2019 will usher in a challenging transition period for international shipping as the long-anticipated International Maritime Organization 0.5 percent sulfur cap in ship fuel will go into effect on Jan. 1, 2020. This 86 percent reduction from the current 3.5 percent allowable sulfur cap in waters outside of the existing regional current emission control areas (ECAs) will require all ocean carriers to reduce sulfur pollution through the combined use of scrubbers, low-sulfur fuel, and slow-steaming.
According to the International Transport Forum at the Organization for Economic Cooperation and Development, the 2020 requirements could add annual total costs in the order of US$5 billion to US$30 billion for the container shipping industry.
Furthermore, intermodal equipment demands are also expected to increase as a result of the expected slow-steaming, and from governmental intervention, including recent trade tariffs that will likely cause longer commodity supply chains, as cargo interests adjust to new sourcing locations to avoid the application of tariffs to commodities.

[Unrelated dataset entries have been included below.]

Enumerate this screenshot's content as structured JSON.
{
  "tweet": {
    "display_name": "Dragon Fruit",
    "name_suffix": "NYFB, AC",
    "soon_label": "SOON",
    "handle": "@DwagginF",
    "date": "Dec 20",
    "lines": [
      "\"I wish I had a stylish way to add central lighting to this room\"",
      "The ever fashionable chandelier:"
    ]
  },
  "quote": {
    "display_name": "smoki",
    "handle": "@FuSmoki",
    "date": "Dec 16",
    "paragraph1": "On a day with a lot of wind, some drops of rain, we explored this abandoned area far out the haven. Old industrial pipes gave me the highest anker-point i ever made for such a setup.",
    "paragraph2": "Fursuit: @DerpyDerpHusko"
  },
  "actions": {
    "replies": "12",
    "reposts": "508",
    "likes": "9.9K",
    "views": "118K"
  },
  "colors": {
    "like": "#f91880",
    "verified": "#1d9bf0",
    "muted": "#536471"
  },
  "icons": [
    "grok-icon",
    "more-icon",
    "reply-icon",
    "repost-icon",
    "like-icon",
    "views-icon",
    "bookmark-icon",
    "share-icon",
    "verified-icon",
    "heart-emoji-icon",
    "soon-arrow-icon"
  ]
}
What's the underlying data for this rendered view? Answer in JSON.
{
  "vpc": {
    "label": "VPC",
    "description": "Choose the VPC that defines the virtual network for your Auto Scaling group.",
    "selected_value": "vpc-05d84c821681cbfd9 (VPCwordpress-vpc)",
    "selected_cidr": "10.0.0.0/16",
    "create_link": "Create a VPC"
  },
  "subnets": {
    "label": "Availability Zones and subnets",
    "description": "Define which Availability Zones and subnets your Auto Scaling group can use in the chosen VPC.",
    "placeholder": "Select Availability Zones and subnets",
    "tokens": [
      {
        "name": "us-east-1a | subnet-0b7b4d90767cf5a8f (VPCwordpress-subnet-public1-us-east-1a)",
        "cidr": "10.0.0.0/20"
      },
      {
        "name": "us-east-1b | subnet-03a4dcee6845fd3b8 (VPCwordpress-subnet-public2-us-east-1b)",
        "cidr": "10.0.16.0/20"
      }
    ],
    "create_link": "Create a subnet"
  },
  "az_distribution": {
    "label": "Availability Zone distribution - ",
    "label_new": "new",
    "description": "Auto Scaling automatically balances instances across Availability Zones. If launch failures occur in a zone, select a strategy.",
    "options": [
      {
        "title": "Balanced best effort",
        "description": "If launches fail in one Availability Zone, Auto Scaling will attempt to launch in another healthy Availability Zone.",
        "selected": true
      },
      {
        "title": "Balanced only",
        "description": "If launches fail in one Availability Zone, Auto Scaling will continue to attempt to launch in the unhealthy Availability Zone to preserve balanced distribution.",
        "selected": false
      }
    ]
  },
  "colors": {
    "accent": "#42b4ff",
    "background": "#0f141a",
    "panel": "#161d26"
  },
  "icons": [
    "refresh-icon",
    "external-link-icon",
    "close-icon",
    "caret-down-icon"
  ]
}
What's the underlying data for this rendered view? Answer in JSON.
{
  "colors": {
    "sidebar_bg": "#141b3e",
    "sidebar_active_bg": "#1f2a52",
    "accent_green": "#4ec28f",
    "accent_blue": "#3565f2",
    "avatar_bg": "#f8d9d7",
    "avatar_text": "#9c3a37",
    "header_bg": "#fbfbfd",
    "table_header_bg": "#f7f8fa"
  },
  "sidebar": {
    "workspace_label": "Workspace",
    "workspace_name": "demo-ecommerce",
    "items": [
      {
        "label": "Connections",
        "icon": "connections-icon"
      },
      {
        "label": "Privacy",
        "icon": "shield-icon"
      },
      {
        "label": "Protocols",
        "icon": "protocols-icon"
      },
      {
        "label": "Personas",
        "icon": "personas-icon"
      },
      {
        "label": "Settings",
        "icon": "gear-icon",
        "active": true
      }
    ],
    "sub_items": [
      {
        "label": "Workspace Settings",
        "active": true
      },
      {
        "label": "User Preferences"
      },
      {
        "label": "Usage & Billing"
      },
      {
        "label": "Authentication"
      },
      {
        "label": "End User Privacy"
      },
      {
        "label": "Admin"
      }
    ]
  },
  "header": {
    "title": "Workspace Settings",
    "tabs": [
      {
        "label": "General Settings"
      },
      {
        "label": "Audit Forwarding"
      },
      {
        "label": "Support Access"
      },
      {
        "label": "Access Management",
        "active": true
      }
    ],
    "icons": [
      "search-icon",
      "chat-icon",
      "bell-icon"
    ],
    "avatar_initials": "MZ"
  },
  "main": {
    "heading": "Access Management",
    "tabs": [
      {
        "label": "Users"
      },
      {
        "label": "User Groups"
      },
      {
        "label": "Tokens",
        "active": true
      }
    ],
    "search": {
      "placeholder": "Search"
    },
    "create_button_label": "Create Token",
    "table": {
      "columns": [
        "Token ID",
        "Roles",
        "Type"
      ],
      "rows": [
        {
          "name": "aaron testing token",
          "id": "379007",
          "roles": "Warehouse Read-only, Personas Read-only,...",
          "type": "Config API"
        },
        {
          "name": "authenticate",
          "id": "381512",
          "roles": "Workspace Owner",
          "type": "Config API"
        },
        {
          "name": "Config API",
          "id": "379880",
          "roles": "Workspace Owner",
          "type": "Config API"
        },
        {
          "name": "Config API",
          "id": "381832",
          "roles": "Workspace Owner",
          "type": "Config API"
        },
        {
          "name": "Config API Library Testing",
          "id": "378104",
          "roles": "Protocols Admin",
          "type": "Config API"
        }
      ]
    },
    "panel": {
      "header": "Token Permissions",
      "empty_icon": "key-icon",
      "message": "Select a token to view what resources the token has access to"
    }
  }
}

Most of the major container vessel operators have announced plans to install sulfur scrubber machinery to a part of their vessel fleet prior to the end of 2019 and are expected to continue scrubber installations beyond the Jan. 1, 2020, enforcement date. This initiative is likely to put a damper on other capital expenditures, including intermodal equipment, resulting in the use of leasing, alternative financing, and chartering from third parties for the sourcing of intermodal equipment and ships.
Intermodal equipment lessors will continue to play an important role in supporting the international containerized trades as greater reliance on equipment leasing will free up capital, which can then be used to acquire the pollution- reducing scrubbers or lower polluting ships, as well as the sourcing of additional equipment to meet demands of longer and slower transit times.